TORONTO (CUP) — More than a year ago, student Matt Richardson received an e-mail requesting he update his bank records. He clicked on the attached link and gave his personal information over to what, in reality, was a fraudulent website.
Richardson’s next credit card statement listed more than $5,000 in goods he never purchased. To list a few: Webcams, CD/DVD burners and cables from a Japanese computer equipment store, a couch from Germany and an X-Box from an Arizona eBay seller.
Richardson, 18, is the victim of identity theft – one of the fastest-growing fraud-related crimes in North America. By stealing a person’s name, date of birth, address, credit card, Social Insurance Number and personal identification numbers, thieves can open credit card and bank accounts, redirect mail, rent vehicles, equipment or accommodations, and even secure employment, unbeknownst to the victim until it’s too late.
In 2004, the Federal Trade Commission received more than 635,000 consumer fraud and identity theft complaints – and naive students, such as Richardson, are often sitting ducks.
“Students lead hectic lives,” says Richard Owens, executive director for the Centre for Innovation Law and Policy.

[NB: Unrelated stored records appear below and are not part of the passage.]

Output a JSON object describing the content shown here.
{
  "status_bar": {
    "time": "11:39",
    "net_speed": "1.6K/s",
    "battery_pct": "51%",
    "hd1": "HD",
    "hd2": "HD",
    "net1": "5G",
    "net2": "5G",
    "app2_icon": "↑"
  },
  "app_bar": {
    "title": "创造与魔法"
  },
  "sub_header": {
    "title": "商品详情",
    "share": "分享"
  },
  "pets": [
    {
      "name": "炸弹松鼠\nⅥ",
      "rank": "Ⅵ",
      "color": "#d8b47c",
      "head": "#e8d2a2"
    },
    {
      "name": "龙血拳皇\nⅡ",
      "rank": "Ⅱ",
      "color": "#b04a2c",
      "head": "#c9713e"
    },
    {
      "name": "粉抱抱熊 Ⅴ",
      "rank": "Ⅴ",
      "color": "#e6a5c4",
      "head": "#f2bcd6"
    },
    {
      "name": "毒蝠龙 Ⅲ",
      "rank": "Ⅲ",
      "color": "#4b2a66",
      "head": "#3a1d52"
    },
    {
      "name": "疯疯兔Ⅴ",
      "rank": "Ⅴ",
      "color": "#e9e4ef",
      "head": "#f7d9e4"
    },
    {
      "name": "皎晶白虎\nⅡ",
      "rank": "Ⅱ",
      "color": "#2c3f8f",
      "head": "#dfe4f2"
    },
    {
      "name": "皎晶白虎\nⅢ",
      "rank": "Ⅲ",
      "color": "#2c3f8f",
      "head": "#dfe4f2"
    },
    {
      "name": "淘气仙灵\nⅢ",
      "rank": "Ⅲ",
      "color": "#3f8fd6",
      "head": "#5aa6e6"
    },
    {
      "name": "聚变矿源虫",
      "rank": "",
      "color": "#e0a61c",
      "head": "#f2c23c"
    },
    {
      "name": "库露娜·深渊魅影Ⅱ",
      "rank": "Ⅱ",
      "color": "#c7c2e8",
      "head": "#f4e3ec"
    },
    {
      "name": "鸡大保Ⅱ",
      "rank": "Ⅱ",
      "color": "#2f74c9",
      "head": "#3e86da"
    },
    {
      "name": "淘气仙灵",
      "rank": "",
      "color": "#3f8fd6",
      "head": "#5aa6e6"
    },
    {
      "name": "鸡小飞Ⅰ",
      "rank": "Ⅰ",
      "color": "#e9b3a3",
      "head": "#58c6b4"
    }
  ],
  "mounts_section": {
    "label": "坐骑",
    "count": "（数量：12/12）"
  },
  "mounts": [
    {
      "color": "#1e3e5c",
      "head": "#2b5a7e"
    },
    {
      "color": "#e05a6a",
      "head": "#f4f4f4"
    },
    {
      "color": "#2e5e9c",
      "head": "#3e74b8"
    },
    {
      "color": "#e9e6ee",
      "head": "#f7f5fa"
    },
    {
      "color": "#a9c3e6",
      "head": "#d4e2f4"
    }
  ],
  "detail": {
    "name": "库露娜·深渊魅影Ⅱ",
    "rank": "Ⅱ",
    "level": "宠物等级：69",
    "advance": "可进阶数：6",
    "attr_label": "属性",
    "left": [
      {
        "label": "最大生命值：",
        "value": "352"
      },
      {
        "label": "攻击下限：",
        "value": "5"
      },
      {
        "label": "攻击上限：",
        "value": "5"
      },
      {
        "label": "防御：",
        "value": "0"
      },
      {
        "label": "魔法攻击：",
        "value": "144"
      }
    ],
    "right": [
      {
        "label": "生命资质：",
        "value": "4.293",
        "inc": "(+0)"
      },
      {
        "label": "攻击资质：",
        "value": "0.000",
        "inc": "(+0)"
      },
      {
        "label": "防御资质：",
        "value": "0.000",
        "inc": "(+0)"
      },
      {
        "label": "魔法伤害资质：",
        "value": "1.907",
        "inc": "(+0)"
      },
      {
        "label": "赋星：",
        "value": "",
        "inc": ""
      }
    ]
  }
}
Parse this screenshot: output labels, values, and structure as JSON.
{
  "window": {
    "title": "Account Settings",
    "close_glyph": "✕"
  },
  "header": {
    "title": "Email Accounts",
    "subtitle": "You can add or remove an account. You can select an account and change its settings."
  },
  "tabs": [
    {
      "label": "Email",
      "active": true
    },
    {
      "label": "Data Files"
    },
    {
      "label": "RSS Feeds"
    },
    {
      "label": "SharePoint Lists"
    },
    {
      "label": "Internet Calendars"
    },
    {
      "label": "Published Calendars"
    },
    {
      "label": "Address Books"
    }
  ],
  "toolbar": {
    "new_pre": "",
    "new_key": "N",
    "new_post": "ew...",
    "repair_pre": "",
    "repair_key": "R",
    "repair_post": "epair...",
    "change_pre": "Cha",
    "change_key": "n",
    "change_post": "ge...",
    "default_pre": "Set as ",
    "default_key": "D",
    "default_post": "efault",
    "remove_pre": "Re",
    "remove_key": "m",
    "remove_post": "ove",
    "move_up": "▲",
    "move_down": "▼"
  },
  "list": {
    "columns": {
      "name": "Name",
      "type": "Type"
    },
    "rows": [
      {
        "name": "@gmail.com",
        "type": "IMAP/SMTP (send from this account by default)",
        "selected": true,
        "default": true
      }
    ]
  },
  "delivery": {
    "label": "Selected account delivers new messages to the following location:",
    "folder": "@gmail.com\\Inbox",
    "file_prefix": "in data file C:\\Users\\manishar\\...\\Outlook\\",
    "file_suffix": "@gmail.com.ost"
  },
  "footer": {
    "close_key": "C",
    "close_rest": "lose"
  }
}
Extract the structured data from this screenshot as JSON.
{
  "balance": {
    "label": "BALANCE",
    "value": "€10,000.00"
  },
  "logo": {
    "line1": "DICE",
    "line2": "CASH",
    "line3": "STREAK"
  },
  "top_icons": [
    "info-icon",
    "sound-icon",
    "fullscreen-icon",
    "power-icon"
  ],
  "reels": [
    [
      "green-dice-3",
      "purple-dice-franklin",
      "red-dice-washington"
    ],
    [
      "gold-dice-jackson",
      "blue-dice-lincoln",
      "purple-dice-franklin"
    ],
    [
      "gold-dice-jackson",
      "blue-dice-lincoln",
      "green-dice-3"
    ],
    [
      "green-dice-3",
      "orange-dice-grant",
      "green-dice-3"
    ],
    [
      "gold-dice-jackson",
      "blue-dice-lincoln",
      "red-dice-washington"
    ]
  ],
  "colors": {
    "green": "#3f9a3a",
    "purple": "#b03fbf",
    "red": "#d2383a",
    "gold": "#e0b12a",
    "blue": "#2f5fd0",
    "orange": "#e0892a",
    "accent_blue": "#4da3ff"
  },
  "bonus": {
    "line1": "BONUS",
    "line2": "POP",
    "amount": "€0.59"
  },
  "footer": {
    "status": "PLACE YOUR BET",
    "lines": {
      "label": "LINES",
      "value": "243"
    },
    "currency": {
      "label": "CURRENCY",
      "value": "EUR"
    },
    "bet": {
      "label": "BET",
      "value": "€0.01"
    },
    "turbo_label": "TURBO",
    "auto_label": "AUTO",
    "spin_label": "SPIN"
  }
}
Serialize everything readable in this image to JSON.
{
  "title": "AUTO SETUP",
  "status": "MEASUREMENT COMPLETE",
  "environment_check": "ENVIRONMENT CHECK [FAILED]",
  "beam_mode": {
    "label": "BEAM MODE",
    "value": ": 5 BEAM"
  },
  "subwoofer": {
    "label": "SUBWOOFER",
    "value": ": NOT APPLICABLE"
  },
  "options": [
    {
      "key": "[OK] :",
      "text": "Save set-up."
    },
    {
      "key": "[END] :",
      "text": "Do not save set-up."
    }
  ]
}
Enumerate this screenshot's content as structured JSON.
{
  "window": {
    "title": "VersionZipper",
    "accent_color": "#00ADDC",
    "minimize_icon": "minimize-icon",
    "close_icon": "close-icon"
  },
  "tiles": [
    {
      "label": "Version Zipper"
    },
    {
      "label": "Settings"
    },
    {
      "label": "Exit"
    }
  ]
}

“Sometimes they just don’t have time to be careful about privacy policies and money matters, which is exactly what makes them a prime target for identity theft. [Thieves will] steal your future if you let them.”
Con-artists use various techniques to get personal information, said Constable Mark Williams of the Toronto police crime prevention department at 52 division. Illegal scanners at retail stores can steal data from the magnetic strip on the back of the card. It can be as simple as watching a person enter their pin number into an ATM, or going through someone’s trash in hopes they’ve tossed valuable records, he says.
“Make sure that you shred all of your paperwork,” advised Williams, who said thieves often rummage through trash for personal information. “Just be vigilant about who gets your information.”
The Office of the Privacy Commissioner of Canada suggests these key steps to protect yourself from identity theft:
* Protect your computer from hackers by using a firewall, anti-virus software and other security programs. Malicious code (through viruses, worms and Trojan horses) is becoming a popular method for obtaining personal information.
* Telephone offers that sound too good to be true usually are. Make sure you are never pressured into disclosing personal information, agreeing to a contract or making a monetary commitment.
* Be skeptical of emails that are sent to you from any institution or company that requests that you provide personal information online.
And as far as e-mails such as the one Richardson received, delete them immediately.
“Banks aren’t going to ask you for information they already have,” said Scotiabank consultant Jon Thompson.
Richardson’s case is still being investigated, and in the meantime, he works two part-time jobs while attending university full time to make up for his stolen education fund.
“It’s a traumatizing experience and I want to do whatever I can to inform students about the possibilities so that it doesn’t happen to them, too,” Richardson said. “It’s not a simple one, two, three step procedure. It’s really hard to clear your name and your record.”
If you ever suspect that your personal information may have been compromised, contact the proper authorities, which may include the police, your bank, credit card issuer and credit bureaus, as soon as possible.